Data about app and page elements

Segment Open

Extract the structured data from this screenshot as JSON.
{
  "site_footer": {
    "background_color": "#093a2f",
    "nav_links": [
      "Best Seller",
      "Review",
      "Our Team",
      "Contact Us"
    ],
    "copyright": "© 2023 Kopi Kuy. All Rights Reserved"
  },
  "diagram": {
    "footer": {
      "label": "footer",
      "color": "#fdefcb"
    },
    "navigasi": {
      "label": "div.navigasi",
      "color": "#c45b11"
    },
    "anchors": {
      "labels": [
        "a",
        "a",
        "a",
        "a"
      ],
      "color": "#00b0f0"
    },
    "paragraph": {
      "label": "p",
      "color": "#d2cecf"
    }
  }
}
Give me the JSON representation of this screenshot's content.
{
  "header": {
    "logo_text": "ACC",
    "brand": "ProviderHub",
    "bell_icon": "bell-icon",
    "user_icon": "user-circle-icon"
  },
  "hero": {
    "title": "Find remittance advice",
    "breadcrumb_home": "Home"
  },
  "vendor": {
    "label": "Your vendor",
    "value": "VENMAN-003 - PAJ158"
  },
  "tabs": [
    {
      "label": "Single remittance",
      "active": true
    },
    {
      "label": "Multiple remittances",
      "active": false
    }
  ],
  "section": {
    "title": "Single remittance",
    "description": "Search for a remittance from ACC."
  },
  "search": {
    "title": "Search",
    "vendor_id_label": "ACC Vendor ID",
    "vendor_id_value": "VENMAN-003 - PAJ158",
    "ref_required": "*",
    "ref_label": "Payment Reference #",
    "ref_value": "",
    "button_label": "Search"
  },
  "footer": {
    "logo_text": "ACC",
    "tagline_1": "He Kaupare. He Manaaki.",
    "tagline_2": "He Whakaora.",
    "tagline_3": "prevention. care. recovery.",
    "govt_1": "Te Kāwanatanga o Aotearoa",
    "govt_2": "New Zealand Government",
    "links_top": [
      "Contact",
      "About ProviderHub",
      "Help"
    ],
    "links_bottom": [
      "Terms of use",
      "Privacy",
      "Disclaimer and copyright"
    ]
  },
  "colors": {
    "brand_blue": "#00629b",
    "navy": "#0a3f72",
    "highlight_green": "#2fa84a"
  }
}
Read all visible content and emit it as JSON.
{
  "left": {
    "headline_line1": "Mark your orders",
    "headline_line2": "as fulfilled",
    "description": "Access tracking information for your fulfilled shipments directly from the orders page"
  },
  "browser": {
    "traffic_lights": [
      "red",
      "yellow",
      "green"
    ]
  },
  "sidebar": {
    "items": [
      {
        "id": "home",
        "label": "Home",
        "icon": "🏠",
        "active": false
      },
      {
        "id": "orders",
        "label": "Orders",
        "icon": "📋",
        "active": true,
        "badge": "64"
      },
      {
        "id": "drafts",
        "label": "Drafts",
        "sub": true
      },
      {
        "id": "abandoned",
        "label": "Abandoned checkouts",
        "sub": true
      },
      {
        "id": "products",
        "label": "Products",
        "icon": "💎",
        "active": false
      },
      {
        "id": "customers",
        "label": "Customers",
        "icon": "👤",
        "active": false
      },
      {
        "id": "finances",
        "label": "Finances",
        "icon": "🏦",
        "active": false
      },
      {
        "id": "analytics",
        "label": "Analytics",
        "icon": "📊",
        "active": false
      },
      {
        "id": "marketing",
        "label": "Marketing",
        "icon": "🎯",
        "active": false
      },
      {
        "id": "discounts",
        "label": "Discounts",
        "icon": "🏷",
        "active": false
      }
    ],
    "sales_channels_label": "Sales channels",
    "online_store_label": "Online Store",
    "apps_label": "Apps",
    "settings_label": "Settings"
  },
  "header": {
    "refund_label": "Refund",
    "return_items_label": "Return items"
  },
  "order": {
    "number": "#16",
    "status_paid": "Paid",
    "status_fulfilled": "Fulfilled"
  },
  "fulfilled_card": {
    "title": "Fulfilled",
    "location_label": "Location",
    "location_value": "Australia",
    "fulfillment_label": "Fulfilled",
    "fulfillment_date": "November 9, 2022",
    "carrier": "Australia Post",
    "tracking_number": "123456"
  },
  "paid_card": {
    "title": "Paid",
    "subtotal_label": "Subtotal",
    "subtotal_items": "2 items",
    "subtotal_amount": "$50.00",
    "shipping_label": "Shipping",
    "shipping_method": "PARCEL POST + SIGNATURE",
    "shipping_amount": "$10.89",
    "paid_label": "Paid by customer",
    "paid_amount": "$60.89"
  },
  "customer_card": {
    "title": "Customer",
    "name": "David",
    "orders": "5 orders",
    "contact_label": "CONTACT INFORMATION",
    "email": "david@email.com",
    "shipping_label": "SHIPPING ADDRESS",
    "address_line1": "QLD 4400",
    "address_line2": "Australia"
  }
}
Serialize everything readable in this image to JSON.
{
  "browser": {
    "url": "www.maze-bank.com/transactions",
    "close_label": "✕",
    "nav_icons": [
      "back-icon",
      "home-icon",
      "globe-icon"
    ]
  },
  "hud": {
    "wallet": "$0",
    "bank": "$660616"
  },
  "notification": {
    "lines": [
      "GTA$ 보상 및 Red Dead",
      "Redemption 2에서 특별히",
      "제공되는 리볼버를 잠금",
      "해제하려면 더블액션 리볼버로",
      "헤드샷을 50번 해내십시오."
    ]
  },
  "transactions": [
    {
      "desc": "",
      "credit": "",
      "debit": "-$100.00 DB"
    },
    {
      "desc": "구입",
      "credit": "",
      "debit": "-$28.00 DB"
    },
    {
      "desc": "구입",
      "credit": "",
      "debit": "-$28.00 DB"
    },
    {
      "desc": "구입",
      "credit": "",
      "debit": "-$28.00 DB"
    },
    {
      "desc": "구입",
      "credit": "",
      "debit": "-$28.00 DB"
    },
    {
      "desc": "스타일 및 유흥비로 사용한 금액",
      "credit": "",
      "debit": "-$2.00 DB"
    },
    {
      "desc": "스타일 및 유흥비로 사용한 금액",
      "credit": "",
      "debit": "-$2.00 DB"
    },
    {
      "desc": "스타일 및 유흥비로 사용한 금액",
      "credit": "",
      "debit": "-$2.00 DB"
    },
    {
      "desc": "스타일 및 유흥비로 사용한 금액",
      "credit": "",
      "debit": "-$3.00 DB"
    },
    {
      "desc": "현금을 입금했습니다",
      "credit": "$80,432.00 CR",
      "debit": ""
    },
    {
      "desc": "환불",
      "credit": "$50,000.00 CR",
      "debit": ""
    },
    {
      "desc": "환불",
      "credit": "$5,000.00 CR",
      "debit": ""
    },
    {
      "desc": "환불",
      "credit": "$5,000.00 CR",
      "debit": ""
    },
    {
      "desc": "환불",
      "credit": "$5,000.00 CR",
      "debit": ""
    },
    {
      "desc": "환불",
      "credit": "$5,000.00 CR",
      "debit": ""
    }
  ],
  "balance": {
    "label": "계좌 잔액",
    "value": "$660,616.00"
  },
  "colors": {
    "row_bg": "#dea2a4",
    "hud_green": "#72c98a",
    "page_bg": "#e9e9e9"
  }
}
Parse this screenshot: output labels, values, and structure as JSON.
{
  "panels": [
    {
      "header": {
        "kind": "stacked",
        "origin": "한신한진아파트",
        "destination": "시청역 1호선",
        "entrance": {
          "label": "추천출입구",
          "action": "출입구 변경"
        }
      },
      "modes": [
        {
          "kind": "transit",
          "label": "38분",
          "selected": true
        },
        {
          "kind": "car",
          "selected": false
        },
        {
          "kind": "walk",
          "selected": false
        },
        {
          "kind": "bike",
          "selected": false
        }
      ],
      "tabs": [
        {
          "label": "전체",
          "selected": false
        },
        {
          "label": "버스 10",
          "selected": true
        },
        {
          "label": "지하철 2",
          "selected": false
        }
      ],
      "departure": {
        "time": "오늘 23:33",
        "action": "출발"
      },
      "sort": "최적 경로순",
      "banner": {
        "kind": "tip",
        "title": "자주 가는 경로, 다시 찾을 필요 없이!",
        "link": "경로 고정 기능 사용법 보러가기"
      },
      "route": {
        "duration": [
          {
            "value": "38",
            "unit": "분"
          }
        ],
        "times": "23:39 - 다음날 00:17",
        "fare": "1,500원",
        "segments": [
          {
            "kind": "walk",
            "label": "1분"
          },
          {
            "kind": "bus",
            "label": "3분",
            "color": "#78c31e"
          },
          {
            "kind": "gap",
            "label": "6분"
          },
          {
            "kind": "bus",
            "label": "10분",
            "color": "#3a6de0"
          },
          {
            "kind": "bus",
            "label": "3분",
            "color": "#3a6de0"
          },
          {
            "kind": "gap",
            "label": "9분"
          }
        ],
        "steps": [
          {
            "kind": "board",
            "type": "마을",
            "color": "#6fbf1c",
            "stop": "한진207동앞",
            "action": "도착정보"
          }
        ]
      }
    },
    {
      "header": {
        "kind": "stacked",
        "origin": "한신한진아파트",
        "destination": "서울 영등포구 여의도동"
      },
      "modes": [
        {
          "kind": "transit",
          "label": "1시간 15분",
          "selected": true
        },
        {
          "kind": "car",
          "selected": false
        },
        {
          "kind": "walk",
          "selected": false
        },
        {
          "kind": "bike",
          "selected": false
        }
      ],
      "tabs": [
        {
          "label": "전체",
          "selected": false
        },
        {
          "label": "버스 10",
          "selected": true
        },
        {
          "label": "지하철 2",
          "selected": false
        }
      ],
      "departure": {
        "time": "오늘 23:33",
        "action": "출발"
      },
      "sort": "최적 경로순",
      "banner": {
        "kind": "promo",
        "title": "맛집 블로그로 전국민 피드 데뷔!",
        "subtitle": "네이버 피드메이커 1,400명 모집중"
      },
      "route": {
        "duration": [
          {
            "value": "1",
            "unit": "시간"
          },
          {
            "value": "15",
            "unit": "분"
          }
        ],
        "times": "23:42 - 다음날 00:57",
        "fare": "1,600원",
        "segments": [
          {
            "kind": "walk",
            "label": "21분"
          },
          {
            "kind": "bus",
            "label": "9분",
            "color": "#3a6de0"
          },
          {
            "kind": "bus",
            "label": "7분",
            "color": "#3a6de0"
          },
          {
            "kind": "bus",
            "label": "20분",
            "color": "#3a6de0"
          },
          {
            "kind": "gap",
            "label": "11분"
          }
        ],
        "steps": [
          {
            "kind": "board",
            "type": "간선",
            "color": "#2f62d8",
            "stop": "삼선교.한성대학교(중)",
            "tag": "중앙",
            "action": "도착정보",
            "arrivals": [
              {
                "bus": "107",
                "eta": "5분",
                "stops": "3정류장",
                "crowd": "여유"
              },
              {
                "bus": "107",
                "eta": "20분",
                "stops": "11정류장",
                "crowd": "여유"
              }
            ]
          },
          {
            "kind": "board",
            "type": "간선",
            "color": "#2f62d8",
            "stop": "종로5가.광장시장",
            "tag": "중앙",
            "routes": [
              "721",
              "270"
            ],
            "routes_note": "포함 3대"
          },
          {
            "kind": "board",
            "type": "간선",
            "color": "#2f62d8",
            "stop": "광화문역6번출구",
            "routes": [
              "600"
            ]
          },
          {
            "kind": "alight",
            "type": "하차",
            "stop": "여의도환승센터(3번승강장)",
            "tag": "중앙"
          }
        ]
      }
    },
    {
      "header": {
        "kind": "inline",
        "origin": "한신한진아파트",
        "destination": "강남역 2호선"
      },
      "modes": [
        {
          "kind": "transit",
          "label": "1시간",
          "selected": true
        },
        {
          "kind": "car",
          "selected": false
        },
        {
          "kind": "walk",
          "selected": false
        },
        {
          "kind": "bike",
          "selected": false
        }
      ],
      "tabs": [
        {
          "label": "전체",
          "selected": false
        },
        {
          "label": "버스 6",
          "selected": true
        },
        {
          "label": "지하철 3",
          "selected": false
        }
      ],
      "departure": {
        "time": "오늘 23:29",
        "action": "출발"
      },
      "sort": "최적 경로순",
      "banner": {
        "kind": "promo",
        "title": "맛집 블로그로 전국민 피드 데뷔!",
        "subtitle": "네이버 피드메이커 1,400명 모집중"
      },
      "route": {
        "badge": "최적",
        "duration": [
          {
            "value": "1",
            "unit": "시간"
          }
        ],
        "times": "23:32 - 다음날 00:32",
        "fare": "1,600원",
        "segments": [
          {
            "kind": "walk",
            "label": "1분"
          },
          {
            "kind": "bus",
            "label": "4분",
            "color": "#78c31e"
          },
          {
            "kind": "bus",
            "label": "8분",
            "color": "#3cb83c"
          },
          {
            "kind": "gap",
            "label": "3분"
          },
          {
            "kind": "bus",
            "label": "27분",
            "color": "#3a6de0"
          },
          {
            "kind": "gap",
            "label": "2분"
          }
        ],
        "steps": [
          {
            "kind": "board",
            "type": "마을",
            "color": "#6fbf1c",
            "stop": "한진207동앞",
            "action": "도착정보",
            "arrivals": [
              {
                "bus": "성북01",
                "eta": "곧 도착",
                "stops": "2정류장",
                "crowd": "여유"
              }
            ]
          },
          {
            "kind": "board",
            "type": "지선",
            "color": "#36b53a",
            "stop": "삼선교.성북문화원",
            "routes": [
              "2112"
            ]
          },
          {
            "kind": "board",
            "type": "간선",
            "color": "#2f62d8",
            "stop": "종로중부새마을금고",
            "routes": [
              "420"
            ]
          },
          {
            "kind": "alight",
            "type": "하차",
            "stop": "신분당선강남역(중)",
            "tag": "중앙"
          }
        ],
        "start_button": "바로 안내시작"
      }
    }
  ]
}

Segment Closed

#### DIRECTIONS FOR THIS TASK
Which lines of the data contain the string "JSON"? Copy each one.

#### RESPONSE TO THE TASK
Extract the structured data from this screenshot as JSON.
Give me the JSON representation of this screenshot's content.
Read all visible content and emit it as JSON.
Serialize everything readable in this image to JSON.
Parse this screenshot: output labels, values, and structure as JSON.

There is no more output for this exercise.